- _To do_
Using the records beneath, say how many lines contain the word "快打旋风", without comment.

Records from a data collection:

==================================================

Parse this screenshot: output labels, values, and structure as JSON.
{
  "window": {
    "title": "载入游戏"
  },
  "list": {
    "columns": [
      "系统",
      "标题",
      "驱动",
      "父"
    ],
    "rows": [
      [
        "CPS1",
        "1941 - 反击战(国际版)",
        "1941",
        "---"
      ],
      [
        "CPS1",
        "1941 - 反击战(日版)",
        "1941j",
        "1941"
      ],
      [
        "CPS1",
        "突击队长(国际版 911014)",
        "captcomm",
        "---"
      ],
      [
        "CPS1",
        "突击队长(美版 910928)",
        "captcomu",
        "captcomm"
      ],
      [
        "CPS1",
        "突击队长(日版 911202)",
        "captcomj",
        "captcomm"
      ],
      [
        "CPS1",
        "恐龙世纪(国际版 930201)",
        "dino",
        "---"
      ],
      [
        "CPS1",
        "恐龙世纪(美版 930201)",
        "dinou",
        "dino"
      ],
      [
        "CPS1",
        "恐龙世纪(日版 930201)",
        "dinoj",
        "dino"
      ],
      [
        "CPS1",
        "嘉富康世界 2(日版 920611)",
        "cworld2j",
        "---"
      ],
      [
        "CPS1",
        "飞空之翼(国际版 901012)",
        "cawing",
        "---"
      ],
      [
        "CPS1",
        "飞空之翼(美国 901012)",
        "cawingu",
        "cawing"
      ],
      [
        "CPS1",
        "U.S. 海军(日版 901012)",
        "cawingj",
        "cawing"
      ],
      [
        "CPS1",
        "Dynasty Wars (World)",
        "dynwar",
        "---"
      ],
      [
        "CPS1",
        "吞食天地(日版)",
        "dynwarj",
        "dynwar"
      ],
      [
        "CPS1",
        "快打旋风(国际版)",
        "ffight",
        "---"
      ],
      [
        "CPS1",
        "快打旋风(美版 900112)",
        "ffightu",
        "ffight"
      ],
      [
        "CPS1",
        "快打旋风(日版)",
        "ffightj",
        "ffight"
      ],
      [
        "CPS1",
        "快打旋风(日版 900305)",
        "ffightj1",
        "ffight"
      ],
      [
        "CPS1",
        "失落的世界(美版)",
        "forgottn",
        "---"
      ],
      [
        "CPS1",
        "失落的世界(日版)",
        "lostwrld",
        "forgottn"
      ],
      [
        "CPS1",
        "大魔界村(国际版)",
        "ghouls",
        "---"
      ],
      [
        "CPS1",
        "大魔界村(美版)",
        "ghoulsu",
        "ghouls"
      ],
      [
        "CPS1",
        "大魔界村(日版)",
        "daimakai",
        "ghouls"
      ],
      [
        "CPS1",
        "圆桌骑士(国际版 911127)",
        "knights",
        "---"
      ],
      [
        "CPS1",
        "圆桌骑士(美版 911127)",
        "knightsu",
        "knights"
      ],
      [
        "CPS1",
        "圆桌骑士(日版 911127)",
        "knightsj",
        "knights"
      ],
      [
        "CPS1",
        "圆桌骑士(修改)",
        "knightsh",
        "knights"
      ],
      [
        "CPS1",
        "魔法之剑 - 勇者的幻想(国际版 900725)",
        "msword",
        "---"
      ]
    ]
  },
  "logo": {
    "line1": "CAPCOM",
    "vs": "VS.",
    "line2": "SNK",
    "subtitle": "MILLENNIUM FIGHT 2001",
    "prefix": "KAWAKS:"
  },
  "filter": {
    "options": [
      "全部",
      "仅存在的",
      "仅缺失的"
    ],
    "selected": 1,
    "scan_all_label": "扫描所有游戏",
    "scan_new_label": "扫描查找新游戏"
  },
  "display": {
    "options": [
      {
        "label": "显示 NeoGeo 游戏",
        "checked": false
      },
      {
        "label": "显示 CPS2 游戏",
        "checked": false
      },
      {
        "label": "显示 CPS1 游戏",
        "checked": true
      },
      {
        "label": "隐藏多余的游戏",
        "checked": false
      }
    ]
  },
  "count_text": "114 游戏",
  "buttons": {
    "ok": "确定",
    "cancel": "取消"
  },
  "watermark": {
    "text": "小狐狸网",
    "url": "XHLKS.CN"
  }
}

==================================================

- _Answer to this task_
4